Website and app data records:

■ ■ ■

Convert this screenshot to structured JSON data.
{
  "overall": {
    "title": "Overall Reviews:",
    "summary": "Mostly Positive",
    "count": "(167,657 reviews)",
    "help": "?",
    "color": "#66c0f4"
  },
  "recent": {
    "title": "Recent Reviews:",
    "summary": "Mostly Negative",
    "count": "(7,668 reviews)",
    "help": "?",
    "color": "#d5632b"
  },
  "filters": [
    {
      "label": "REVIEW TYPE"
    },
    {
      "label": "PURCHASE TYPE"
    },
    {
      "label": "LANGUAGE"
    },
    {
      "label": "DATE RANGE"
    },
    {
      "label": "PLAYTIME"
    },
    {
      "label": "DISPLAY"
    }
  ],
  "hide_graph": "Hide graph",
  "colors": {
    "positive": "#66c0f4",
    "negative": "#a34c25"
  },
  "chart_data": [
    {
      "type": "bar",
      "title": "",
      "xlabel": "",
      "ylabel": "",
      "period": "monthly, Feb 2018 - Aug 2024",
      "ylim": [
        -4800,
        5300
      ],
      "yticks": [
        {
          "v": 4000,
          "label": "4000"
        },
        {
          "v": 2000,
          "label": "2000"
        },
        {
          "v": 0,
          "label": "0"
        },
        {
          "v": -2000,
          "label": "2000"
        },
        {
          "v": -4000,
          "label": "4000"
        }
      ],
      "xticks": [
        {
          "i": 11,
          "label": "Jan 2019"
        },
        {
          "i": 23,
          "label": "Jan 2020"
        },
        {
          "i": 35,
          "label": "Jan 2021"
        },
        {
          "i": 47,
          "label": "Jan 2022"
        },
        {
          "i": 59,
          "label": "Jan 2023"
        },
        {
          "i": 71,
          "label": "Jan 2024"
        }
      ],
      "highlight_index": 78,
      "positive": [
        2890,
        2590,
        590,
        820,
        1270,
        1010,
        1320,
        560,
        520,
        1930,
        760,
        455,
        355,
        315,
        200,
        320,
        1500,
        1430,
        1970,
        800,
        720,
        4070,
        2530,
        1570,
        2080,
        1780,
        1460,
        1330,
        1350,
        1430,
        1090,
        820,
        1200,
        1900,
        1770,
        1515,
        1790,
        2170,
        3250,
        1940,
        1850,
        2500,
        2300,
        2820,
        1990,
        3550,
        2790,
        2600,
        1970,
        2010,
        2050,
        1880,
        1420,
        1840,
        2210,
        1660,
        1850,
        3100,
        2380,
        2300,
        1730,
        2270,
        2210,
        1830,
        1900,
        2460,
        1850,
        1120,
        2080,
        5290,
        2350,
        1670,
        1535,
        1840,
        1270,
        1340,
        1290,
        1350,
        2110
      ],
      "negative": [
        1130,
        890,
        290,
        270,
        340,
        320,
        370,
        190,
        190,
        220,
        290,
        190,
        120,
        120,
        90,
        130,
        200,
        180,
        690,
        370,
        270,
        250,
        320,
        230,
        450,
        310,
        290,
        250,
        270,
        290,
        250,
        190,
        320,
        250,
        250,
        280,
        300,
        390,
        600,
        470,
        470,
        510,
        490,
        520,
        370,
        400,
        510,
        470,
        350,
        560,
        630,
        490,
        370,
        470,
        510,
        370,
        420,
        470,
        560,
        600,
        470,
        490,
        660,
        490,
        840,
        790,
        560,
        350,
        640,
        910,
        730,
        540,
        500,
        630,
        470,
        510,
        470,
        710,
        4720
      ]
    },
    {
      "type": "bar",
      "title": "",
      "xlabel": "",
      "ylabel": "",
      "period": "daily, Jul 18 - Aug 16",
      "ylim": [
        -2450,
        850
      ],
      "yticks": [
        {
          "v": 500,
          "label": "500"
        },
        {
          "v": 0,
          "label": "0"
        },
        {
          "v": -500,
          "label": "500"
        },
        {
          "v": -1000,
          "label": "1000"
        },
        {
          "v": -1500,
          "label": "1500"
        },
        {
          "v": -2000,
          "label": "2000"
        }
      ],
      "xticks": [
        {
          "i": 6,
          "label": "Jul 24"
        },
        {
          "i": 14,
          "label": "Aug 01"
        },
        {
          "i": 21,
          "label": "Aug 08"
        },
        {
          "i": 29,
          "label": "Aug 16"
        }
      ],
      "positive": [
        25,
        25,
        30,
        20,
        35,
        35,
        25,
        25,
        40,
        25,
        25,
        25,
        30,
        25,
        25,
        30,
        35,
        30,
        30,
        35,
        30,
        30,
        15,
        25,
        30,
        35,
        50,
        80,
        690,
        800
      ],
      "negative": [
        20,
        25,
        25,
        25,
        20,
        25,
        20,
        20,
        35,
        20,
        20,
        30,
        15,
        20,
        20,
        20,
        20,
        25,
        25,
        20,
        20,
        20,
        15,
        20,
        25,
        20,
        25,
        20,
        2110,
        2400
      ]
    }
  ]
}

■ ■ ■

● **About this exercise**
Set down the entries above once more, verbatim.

● **Task output**
Convert this screenshot to structured JSON data.
{
  "overall": {
    "title": "Overall Reviews:",
    "summary": "Mostly Positive",
    "count": "(167,657 reviews)",
    "help": "?",
    "color": "#66c0f4"
  },
  "recent": {
    "title": "Recent Reviews:",
    "summary": "Mostly Negative",
    "count": "(7,668 reviews)",
    "help": "?",
    "color": "#d5632b"
  },
  "filters": [
    {
      "label": "REVIEW TYPE"
    },
    {
      "label": "PURCHASE TYPE"
    },
    {
      "label": "LANGUAGE"
    },
    {
      "label": "DATE RANGE"
    },
    {
      "label": "PLAYTIME"
    },
    {
      "label": "DISPLAY"
    }
  ],
  "hide_graph": "Hide graph",
  "colors": {
    "positive": "#66c0f4",
    "negative": "#a34c25"
  },
  "chart_data": [
    {
      "type": "bar",
      "title": "",
      "xlabel": "",
      "ylabel": "",
      "period": "monthly, Feb 2018 - Aug 2024",
      "ylim": [
        -4800,
        5300
      ],
      "yticks": [
        {
          "v": 4000,
          "label": "4000"
        },
        {
          "v": 2000,
          "label": "2000"
        },
        {
          "v": 0,
          "label": "0"
        },
        {
          "v": -2000,
          "label": "2000"
        },
        {
          "v": -4000,
          "label": "4000"
        }
      ],
      "xticks": [
        {
          "i": 11,
          "label": "Jan 2019"
        },
        {
          "i": 23,
          "label": "Jan 2020"
        },
        {
          "i": 35,
          "label": "Jan 2021"
        },
        {
          "i": 47,
          "label": "Jan 2022"
        },
        {
          "i": 59,
          "label": "Jan 2023"
        },
        {
          "i": 71,
          "label": "Jan 2024"
        }
      ],
      "highlight_index": 78,
      "positive": [
        2890,
        2590,
        590,
        820,
        1270,
        1010,
        1320,
        560,
        520,
        1930,
        760,
        455,
        355,
        315,
        200,
        320,
        1500,
        1430,
        1970,
        800,
        720,
        4070,
        2530,
        1570,
        2080,
        1780,
        1460,
        1330,
        1350,
        1430,
        1090,
        820,
        1200,
        1900,
        1770,
        1515,
        1790,
        2170,
        3250,
        1940,
        1850,
        2500,
        2300,
        2820,
        1990,
        3550,
        2790,
        2600,
        1970,
        2010,
        2050,
        1880,
        1420,
        1840,
        2210,
        1660,
        1850,
        3100,
        2380,
        2300,
        1730,
        2270,
        2210,
        1830,
        1900,
        2460,
        1850,
        1120,
        2080,
        5290,
        2350,
        1670,
        1535,
        1840,
        1270,
        1340,
        1290,
        1350,
        2110
      ],
      "negative": [
        1130,
        890,
        290,
        270,
        340,
        320,
        370,
        190,
        190,
        220,
        290,
        190,
        120,
        120,
        90,
        130,
        200,
        180,
        690,
        370,
        270,
        250,
        320,
        230,
        450,
        310,
        290,
        250,
        270,
        290,
        250,
        190,
        320,
        250,
        250,
        280,
        300,
        390,
        600,
        470,
        470,
        510,
        490,
        520,
        370,
        400,
        510,
        470,
        350,
        560,
        630,
        490,
        370,
        470,
        510,
        370,
        420,
        470,
        560,
        600,
        470,
        490,
        660,
        490,
        840,
        790,
        560,
        350,
        640,
        910,
        730,
        540,
        500,
        630,
        470,
        510,
        470,
        710,
        4720
      ]
    },
    {
      "type": "bar",
      "title": "",
      "xlabel": "",
      "ylabel": "",
      "period": "daily, Jul 18 - Aug 16",
      "ylim": [
        -2450,
        850
      ],
      "yticks": [
        {
          "v": 500,
          "label": "500"
        },
        {
          "v": 0,
          "label": "0"
        },
        {
          "v": -500,
          "label": "500"
        },
        {
          "v": -1000,
          "label": "1000"
        },
        {
          "v": -1500,
          "label": "1500"
        },
        {
          "v": -2000,
          "label": "2000"
        }
      ],
      "xticks": [
        {
          "i": 6,
          "label": "Jul 24"
        },
        {
          "i": 14,
          "label": "Aug 01"
        },
        {
          "i": 21,
          "label": "Aug 08"
        },
        {
          "i": 29,
          "label": "Aug 16"
        }
      ],
      "positive": [
        25,
        25,
        30,
        20,
        35,
        35,
        25,
        25,
        40,
        25,
        25,
        25,
        30,
        25,
        25,
        30,
        35,
        30,
        30,
        35,
        30,
        30,
        15,
        25,
        30,
        35,
        50,
        80,
        690,
        800
      ],
      "negative": [
        20,
        25,
        25,
        25,
        20,
        25,
        20,
        20,
        35,
        20,
        20,
        30,
        15,
        20,
        20,
        20,
        20,
        25,
        25,
        20,
        20,
        20,
        15,
        20,
        25,
        20,
        25,
        20,
        2110,
        2400
      ]
    }
  ]
}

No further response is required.